Lessons In Economics: Empty NFL Seats When Employees Turn Sports Into Politics

Poor attendance across the NFL shows that consumers adjust economic behaviors after political/cultural events, and now it’s cutting into Q3 earnings…

Here’s some shots of low attendance across the NFL:

It has not been a return to normalcy as the NFL would have liked:

The NFL likely hoped for a return to normalcy for Week 6, especially after Commissioner Goodell’s call to “move past the anthem controversy,” and address the issue in detail at league meetings on Tuesday. Instead, what the NFL got was a return to what has become the “new normal” in the age of anthem protests: empty seats.

Note, that the Jets played New England on Sunday, meaning there should have been a big crowd for that game. The Texans, Atlanta, and Baltimore are also very relevant teams with relatively loyal fan bases. Yet, thousands upon thousands of fans no-showed or didn’t buy tickets for those games.

Of course, Commissioner Roger Goodell has flip-flopped on the issue:

He said “stand” just last week

NFL Commissioner Roger Goodell said Tuesday that team owners will discuss a plan when they meet next week for dealing with the raging national controversy over players’ protests during the national anthem, adding that while the league respects the right of its players to express their opinions, it believes they should stand during the playing of the anthem.

 

While stopping short of saying the NFL would require its players to stand, Goodell strongly suggested in a letter to NFL teams that at next week’s meeting the league would propose to owners that players be required to do so, while also providing a platform to recognize their community activism.

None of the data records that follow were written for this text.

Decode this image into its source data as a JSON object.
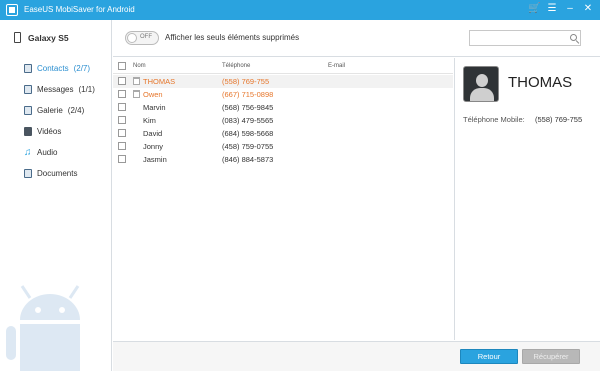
{
  "window": {
    "title": "EaseUS MobiSaver for Android"
  },
  "sidebar": {
    "device_name": "Galaxy S5",
    "items": [
      {
        "label": "Contacts",
        "count": "(2/7)",
        "active": true,
        "icon": "contacts-icon"
      },
      {
        "label": "Messages",
        "count": "(1/1)",
        "active": false,
        "icon": "messages-icon"
      },
      {
        "label": "Galerie",
        "count": "(2/4)",
        "active": false,
        "icon": "gallery-icon"
      },
      {
        "label": "Vidéos",
        "count": "",
        "active": false,
        "icon": "video-icon"
      },
      {
        "label": "Audio",
        "count": "",
        "active": false,
        "icon": "audio-icon"
      },
      {
        "label": "Documents",
        "count": "",
        "active": false,
        "icon": "documents-icon"
      }
    ]
  },
  "toolbar": {
    "toggle_state": "OFF",
    "toggle_label": "Afficher les seuls éléments supprimés",
    "search_placeholder": ""
  },
  "table": {
    "headers": {
      "name": "Nom",
      "phone": "Téléphone",
      "email": "E-mail"
    },
    "rows": [
      {
        "name": "THOMAS",
        "phone": "(558) 769-755",
        "deleted": true,
        "selected": true
      },
      {
        "name": "Owen",
        "phone": "(667) 715-0898",
        "deleted": true,
        "selected": false
      },
      {
        "name": "Marvin",
        "phone": "(568) 756-9845",
        "deleted": false,
        "selected": false
      },
      {
        "name": "Kim",
        "phone": "(083) 479-5565",
        "deleted": false,
        "selected": false
      },
      {
        "name": "David",
        "phone": "(684) 598-5668",
        "deleted": false,
        "selected": false
      },
      {
        "name": "Jonny",
        "phone": "(458) 759-0755",
        "deleted": false,
        "selected": false
      },
      {
        "name": "Jasmin",
        "phone": "(846) 884-5873",
        "deleted": false,
        "selected": false
      }
    ]
  },
  "detail": {
    "name": "THOMAS",
    "phone_label": "Téléphone Mobile:",
    "phone_value": "(558) 769-755"
  },
  "footer": {
    "back_label": "Retour",
    "recover_label": "Récupérer"
  },
  "colors": {
    "accent": "#2aa3df",
    "deleted": "#e6762b"
  }
}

To saying players can go ahead and protest if they choose to:

The NFL said on Friday it has no plans to mandate players stand for the U.S. national anthem, but will rather present a possible solution on how to end the controversial protests when it meets with team owners next week.

“(Goodell) has a plan that he is going to present to owners about how to use our platform to both raise awareness and make progress on issues of social justice and equality in this country.”

“What we don’t have is a proposal that changes our policy, we don’t have something that mandates anything. That’s clear. If that was the case I doubt the head of the NFLPA would have put a joint statement out with us.”

President Trump addressed the NFL issue specifically in his weekly address last week:

And it’s not just empty ticket sales and loss of spending at concessions.

Credit Suisse has said that CBS will most likely miss on earnings for the third quarter, likely to come in below estimates, which are lofty anyway, and the blame is placed squarely on weak NFL ratings:

Declining NFL television ratings will lower CBS earnings, according to Credit Suisse.

The firm cut its third-quarter EPS estimates by 5 percent, citing CBS’ softer Sunday NFL ratings. The media company reports on Nov. 2.

“We expect third-quarter network advertising to decline 3 percent (previously +1 percent), driven by soft ratings for both the summer schedule and for the start of the NFL season,” wrote Credit Suisse analyst Omar Sheikh. “With only one of the three content licensing deals we expected for the second half announced in third quarter, we also expect content licensing revenue growth to be skewed to the fourth quarter.”